** Opening DATA PROVIDED block **
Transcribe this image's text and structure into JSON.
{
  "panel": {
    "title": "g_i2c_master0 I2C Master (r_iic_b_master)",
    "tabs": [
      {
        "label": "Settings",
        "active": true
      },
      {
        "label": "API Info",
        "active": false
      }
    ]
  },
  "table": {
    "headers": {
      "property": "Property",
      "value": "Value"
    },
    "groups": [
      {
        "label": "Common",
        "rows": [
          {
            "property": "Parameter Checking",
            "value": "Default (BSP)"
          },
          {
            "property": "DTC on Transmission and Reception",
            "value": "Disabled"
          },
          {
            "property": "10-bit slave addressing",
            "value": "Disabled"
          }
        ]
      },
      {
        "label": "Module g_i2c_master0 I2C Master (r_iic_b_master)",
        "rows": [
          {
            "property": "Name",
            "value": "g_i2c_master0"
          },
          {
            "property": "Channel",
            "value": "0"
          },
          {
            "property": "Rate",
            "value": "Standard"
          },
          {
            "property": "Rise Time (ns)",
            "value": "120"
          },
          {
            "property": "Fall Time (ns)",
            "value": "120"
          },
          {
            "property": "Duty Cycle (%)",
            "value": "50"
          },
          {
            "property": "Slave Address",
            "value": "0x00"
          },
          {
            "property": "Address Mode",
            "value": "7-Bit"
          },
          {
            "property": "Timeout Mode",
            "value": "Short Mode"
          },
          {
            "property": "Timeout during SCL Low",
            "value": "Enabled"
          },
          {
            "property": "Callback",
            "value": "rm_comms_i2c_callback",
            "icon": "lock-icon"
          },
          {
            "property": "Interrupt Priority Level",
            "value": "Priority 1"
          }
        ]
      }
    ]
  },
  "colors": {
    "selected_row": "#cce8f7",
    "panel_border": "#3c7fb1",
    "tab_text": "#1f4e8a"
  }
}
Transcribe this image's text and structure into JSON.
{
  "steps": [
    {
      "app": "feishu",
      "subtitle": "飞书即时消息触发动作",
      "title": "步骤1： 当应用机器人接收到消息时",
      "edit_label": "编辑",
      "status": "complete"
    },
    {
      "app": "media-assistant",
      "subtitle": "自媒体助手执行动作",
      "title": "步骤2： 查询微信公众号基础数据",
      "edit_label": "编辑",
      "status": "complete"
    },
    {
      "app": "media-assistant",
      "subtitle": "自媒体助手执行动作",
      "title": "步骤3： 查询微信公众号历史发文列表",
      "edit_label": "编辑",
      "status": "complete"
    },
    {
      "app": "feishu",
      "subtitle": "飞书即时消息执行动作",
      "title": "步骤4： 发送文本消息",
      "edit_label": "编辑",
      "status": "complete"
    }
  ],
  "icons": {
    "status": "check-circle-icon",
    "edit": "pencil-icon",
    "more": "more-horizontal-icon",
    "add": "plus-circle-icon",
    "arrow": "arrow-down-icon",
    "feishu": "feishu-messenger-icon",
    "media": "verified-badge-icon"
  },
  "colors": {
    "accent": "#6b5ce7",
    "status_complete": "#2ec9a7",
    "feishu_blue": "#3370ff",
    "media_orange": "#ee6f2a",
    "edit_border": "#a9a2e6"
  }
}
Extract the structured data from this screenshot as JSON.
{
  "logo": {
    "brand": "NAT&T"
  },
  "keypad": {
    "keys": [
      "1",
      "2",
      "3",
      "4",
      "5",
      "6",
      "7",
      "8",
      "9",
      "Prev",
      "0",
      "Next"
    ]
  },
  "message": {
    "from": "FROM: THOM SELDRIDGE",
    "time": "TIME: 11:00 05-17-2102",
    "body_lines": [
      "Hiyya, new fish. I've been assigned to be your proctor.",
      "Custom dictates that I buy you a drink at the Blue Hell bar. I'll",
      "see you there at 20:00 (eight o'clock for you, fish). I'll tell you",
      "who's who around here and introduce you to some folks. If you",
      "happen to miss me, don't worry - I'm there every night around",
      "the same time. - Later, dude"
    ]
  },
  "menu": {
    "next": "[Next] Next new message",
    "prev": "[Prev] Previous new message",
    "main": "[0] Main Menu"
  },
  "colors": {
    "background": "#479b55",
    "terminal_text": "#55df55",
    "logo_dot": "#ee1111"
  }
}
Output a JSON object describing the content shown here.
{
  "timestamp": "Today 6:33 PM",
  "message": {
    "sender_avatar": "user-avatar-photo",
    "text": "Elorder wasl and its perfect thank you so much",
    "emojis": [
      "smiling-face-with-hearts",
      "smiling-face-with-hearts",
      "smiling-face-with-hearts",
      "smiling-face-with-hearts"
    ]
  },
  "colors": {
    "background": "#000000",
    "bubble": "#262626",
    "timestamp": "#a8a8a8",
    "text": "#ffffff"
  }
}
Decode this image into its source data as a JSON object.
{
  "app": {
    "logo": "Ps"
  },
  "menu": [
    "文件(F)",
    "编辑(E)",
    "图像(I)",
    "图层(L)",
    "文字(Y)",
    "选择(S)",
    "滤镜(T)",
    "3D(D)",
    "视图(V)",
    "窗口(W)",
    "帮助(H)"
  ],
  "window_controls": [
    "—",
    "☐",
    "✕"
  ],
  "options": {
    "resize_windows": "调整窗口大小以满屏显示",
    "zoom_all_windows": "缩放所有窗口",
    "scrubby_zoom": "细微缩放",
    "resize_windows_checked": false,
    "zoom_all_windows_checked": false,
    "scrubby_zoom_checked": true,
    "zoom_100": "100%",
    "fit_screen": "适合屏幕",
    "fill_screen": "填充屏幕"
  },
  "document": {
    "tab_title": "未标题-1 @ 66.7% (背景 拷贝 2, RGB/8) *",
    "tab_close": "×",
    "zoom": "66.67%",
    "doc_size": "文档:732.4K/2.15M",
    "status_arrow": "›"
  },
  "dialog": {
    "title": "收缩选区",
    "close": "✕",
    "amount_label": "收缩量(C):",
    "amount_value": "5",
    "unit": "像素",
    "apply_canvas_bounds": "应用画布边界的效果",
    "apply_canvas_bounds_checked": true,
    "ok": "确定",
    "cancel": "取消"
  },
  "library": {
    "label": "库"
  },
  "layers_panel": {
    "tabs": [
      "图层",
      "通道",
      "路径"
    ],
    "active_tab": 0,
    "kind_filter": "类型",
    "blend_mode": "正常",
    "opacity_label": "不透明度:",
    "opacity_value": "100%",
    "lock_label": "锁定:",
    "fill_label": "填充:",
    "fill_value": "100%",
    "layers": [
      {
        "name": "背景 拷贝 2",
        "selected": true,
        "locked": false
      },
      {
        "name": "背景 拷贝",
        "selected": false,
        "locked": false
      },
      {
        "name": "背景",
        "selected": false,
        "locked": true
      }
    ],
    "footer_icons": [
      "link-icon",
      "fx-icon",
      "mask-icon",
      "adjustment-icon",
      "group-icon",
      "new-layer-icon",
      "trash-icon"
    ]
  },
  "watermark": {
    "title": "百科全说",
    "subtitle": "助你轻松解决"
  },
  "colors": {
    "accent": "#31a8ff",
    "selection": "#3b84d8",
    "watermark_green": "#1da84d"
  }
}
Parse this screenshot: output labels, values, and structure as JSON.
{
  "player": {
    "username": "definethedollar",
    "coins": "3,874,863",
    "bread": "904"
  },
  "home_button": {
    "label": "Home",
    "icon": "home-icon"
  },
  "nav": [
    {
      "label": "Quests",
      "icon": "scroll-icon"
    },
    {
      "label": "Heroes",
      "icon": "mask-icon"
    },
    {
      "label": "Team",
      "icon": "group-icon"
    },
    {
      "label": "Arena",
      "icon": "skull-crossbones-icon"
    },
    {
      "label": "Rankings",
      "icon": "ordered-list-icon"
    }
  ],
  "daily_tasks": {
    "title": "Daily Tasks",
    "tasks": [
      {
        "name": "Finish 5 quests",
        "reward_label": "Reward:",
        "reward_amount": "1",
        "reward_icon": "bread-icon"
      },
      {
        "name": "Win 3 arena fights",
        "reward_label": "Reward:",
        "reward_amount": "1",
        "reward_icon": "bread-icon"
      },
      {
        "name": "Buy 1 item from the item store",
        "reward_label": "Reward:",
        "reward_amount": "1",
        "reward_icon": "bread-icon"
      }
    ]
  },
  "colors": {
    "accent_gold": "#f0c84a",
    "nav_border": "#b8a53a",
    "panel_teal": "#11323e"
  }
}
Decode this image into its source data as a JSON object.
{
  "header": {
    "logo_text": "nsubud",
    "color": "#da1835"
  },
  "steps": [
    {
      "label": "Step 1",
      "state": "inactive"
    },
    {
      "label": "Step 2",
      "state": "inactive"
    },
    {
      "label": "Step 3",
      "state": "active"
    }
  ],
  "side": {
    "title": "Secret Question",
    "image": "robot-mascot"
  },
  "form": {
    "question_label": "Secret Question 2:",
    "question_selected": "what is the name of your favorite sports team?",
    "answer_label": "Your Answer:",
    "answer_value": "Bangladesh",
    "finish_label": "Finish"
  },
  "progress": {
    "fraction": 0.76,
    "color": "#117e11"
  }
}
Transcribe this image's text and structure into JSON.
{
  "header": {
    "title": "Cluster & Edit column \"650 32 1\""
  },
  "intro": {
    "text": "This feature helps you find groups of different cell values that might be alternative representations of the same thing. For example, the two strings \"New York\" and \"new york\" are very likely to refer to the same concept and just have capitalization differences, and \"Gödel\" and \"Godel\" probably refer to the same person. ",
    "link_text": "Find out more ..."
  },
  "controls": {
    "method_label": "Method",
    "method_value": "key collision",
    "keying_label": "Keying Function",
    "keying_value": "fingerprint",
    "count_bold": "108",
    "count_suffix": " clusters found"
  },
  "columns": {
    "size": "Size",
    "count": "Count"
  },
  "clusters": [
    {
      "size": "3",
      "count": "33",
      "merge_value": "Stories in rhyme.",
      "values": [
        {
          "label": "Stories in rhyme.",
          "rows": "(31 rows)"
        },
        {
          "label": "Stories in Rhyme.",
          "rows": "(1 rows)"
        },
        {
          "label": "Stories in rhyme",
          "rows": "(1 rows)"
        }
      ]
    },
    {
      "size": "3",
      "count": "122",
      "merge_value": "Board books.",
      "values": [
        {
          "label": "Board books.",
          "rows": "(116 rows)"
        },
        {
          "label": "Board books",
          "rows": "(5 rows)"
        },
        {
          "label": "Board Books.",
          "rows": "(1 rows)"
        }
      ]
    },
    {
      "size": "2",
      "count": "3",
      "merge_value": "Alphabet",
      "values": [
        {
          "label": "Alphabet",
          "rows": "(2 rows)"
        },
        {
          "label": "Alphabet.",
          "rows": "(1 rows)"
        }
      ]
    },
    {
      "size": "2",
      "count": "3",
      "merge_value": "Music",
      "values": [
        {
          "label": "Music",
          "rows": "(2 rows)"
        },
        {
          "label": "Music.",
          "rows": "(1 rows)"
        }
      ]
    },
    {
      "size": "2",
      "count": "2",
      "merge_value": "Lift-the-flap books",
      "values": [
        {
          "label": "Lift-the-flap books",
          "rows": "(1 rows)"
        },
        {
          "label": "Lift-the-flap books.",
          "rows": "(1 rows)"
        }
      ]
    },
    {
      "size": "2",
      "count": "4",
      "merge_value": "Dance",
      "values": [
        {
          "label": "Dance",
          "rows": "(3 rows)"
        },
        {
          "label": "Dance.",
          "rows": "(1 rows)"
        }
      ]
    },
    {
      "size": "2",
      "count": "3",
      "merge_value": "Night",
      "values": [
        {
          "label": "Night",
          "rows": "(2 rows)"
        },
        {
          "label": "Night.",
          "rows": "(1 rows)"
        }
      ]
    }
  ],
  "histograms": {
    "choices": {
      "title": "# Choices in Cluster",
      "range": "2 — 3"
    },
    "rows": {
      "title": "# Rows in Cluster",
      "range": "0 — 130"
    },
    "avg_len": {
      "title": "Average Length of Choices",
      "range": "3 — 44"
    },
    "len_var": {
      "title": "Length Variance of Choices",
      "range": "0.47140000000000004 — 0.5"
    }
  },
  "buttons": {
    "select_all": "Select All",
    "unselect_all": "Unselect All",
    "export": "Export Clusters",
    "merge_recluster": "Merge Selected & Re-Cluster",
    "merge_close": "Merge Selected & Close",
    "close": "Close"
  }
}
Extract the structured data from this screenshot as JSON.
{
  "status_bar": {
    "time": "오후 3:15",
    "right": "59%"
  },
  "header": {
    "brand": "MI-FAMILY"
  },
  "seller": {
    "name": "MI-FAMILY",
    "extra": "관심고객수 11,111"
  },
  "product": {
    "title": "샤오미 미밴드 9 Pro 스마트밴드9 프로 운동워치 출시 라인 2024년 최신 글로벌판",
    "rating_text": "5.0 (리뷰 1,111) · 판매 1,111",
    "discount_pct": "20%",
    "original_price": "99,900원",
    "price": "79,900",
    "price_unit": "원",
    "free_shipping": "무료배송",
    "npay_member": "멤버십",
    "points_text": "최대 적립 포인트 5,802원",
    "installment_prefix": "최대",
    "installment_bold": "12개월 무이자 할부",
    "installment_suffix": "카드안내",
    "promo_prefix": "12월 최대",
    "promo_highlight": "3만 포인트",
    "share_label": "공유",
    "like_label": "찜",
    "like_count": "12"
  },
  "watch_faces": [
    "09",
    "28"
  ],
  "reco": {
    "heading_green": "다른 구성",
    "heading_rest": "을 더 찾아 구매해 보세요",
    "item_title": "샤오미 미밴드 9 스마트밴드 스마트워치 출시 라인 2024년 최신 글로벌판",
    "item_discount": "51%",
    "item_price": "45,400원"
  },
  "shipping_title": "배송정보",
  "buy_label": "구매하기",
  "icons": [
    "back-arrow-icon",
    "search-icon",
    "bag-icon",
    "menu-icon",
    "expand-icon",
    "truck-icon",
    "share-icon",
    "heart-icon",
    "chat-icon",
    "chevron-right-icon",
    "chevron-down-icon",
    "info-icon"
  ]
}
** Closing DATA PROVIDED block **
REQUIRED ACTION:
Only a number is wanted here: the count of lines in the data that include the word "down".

REPLY:
2